The Dawn of Affluent Societies
The growth of individualism and the significant advance in knowledgeability in modern society, as well as the moralization of the markets in its wake, provide one of the significant cultural counterparts for the rise of affluence. The intensive debate about the virtues of material abundance of western societies mutated into theories of affluent societies or mass consumption societies, surrounded and haunted by hidden persuaders. The theory of the mass society represents a fundamental critique of forms of life in mass societies. The consumer society represents a fundamental but clearly very alienating mutation in the ecology of the human species.

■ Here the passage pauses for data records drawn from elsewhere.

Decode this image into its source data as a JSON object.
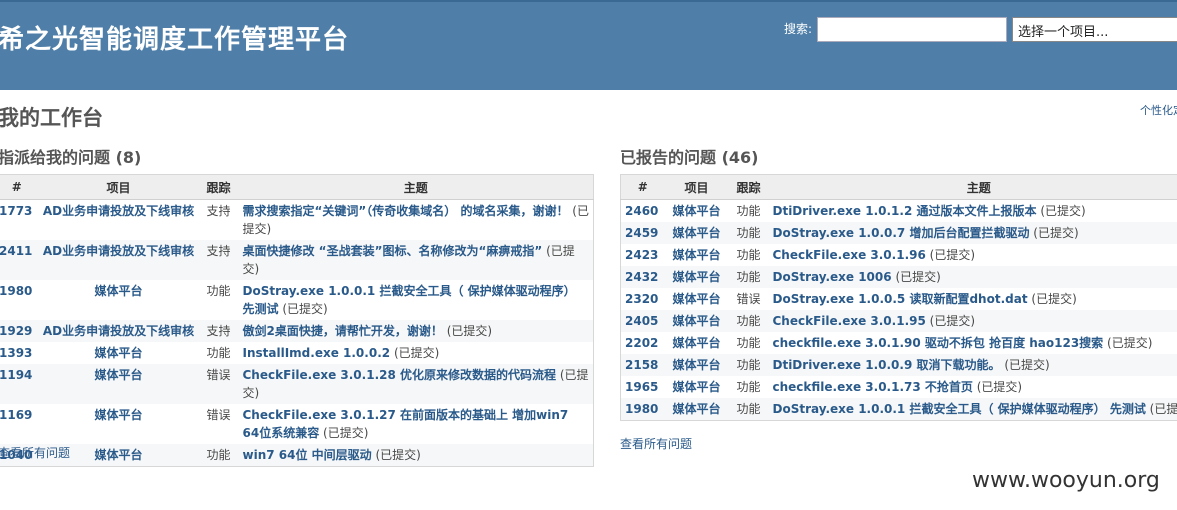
{
  "header": {
    "title": "希之光智能调度工作管理平台",
    "search_label": "搜索:",
    "search_value": "",
    "project_select": "选择一个项目..."
  },
  "page": {
    "title": "我的工作台",
    "personalize": "个性化定"
  },
  "columns": {
    "id": "#",
    "project": "项目",
    "tracker": "跟踪",
    "subject": "主题"
  },
  "assigned": {
    "title": "指派给我的问题 (8)",
    "view_all": "查看所有问题",
    "rows": [
      {
        "id": "1773",
        "project": "AD业务申请投放及下线审核",
        "tracker": "支持",
        "subject": "需求搜索指定“关键词”（传奇收集域名） 的域名采集，谢谢！",
        "status": "(已提交)"
      },
      {
        "id": "2411",
        "project": "AD业务申请投放及下线审核",
        "tracker": "支持",
        "subject": "桌面快捷修改 “圣战套装”图标、名称修改为“麻痹戒指”",
        "status": "(已提交)"
      },
      {
        "id": "1980",
        "project": "媒体平台",
        "tracker": "功能",
        "subject": "DoStray.exe 1.0.0.1 拦截安全工具（ 保护媒体驱动程序） 先测试",
        "status": "(已提交)"
      },
      {
        "id": "1929",
        "project": "AD业务申请投放及下线审核",
        "tracker": "支持",
        "subject": "傲剑2桌面快捷，请帮忙开发，谢谢！",
        "status": "(已提交)"
      },
      {
        "id": "1393",
        "project": "媒体平台",
        "tracker": "功能",
        "subject": "InstallImd.exe 1.0.0.2",
        "status": "(已提交)"
      },
      {
        "id": "1194",
        "project": "媒体平台",
        "tracker": "错误",
        "subject": "CheckFile.exe 3.0.1.28 优化原来修改数据的代码流程",
        "status": "(已提交)"
      },
      {
        "id": "1169",
        "project": "媒体平台",
        "tracker": "错误",
        "subject": "CheckFile.exe 3.0.1.27 在前面版本的基础上 增加win7 64位系统兼容",
        "status": "(已提交)"
      },
      {
        "id": "1040",
        "project": "媒体平台",
        "tracker": "功能",
        "subject": "win7 64位 中间层驱动",
        "status": "(已提交)"
      }
    ]
  },
  "reported": {
    "title": "已报告的问题 (46)",
    "view_all": "查看所有问题",
    "rows": [
      {
        "id": "2460",
        "project": "媒体平台",
        "tracker": "功能",
        "subject": "DtiDriver.exe 1.0.1.2 通过版本文件上报版本",
        "status": "(已提交)"
      },
      {
        "id": "2459",
        "project": "媒体平台",
        "tracker": "功能",
        "subject": "DoStray.exe 1.0.0.7 增加后台配置拦截驱动",
        "status": "(已提交)"
      },
      {
        "id": "2423",
        "project": "媒体平台",
        "tracker": "功能",
        "subject": "CheckFile.exe 3.0.1.96",
        "status": "(已提交)"
      },
      {
        "id": "2432",
        "project": "媒体平台",
        "tracker": "功能",
        "subject": "DoStray.exe 1006",
        "status": "(已提交)"
      },
      {
        "id": "2320",
        "project": "媒体平台",
        "tracker": "错误",
        "subject": "DoStray.exe 1.0.0.5 读取新配置dhot.dat",
        "status": "(已提交)"
      },
      {
        "id": "2405",
        "project": "媒体平台",
        "tracker": "功能",
        "subject": "CheckFile.exe 3.0.1.95",
        "status": "(已提交)"
      },
      {
        "id": "2202",
        "project": "媒体平台",
        "tracker": "功能",
        "subject": "checkfile.exe 3.0.1.90 驱动不拆包 抢百度 hao123搜索",
        "status": "(已提交)"
      },
      {
        "id": "2158",
        "project": "媒体平台",
        "tracker": "功能",
        "subject": "DtiDriver.exe 1.0.0.9 取消下载功能。",
        "status": "(已提交)"
      },
      {
        "id": "1965",
        "project": "媒体平台",
        "tracker": "功能",
        "subject": "checkfile.exe 3.0.1.73 不抢首页",
        "status": "(已提交)"
      },
      {
        "id": "1980",
        "project": "媒体平台",
        "tracker": "功能",
        "subject": "DoStray.exe 1.0.0.1 拦截安全工具（ 保护媒体驱动程序） 先测试",
        "status": "(已提交)"
      }
    ]
  },
  "watermark": "www.wooyun.org"
}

The cultural and political transformations that may be observed in these societies manifest themselves foremost in a decline of the authority of religion and the state, a persistence of individualism, and an emphasis on noneconomic values; or as a shift from scarcity values to security values, as well as a rejection of all forms of authority.